→ **ABOUT THIS EXERCISE**
Exclude all pictures from your copy of the data below, which should otherwise match exactly.

RECORDS Block Start

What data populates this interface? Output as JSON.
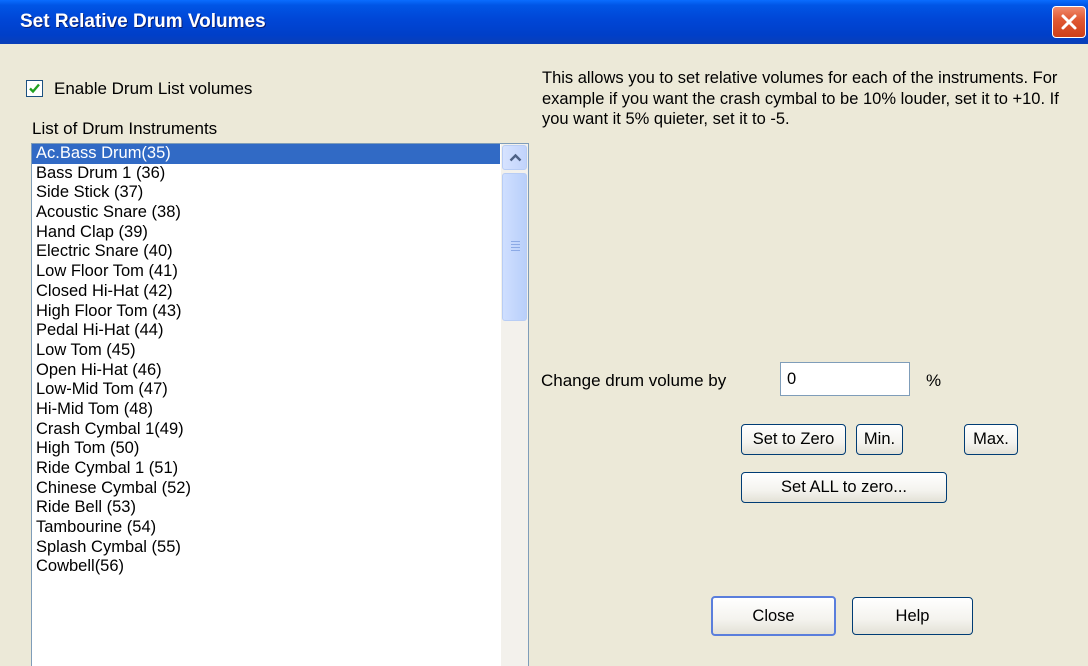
{
  "window": {
    "title": "Set Relative Drum Volumes"
  },
  "enable_checkbox": {
    "label": "Enable Drum List volumes",
    "checked": true
  },
  "list": {
    "label": "List of Drum Instruments",
    "selected_index": 0,
    "items": [
      "Ac.Bass Drum(35)",
      "Bass Drum 1 (36)",
      "Side Stick (37)",
      "Acoustic Snare (38)",
      "Hand Clap (39)",
      "Electric Snare (40)",
      "Low Floor Tom (41)",
      "Closed Hi-Hat (42)",
      "High Floor Tom (43)",
      "Pedal Hi-Hat (44)",
      "Low Tom  (45)",
      "Open Hi-Hat (46)",
      "Low-Mid Tom  (47)",
      "Hi-Mid Tom (48)",
      "Crash Cymbal 1(49)",
      "High Tom (50)",
      "Ride Cymbal 1 (51)",
      "Chinese Cymbal (52)",
      "Ride Bell (53)",
      "Tambourine (54)",
      "Splash Cymbal (55)",
      "Cowbell(56)"
    ]
  },
  "description": "This allows you to set relative volumes for each of the instruments. For example if you want the crash cymbal to be 10% louder,  set it to +10. If you want it 5% quieter, set it to -5.",
  "volume": {
    "label": "Change drum volume by",
    "value": "0",
    "unit": "%"
  },
  "buttons": {
    "set_to_zero": "Set to Zero",
    "min": "Min.",
    "max": "Max.",
    "set_all_zero": "Set ALL to zero...",
    "close": "Close",
    "help": "Help"
  },
  "colors": {
    "titlebar": "#0055e5",
    "dialog_bg": "#ece9d8",
    "selection": "#316ac5",
    "close_button": "#e05a35"
  }
}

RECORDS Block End

→ **SOLUTION BELOW**
What data populates this interface? Output as JSON.
{
  "window": {
    "title": "Set Relative Drum Volumes"
  },
  "enable_checkbox": {
    "label": "Enable Drum List volumes",
    "checked": true
  },
  "list": {
    "label": "List of Drum Instruments",
    "selected_index": 0,
    "items": [
      "Ac.Bass Drum(35)",
      "Bass Drum 1 (36)",
      "Side Stick (37)",
      "Acoustic Snare (38)",
      "Hand Clap (39)",
      "Electric Snare (40)",
      "Low Floor Tom (41)",
      "Closed Hi-Hat (42)",
      "High Floor Tom (43)",
      "Pedal Hi-Hat (44)",
      "Low Tom  (45)",
      "Open Hi-Hat (46)",
      "Low-Mid Tom  (47)",
      "Hi-Mid Tom (48)",
      "Crash Cymbal 1(49)",
      "High Tom (50)",
      "Ride Cymbal 1 (51)",
      "Chinese Cymbal (52)",
      "Ride Bell (53)",
      "Tambourine (54)",
      "Splash Cymbal (55)",
      "Cowbell(56)"
    ]
  },
  "description": "This allows you to set relative volumes for each of the instruments. For example if you want the crash cymbal to be 10% louder,  set it to +10. If you want it 5% quieter, set it to -5.",
  "volume": {
    "label": "Change drum volume by",
    "value": "0",
    "unit": "%"
  },
  "buttons": {
    "set_to_zero": "Set to Zero",
    "min": "Min.",
    "max": "Max.",
    "set_all_zero": "Set ALL to zero...",
    "close": "Close",
    "help": "Help"
  },
  "colors": {
    "titlebar": "#0055e5",
    "dialog_bg": "#ece9d8",
    "selection": "#316ac5",
    "close_button": "#e05a35"
  }
}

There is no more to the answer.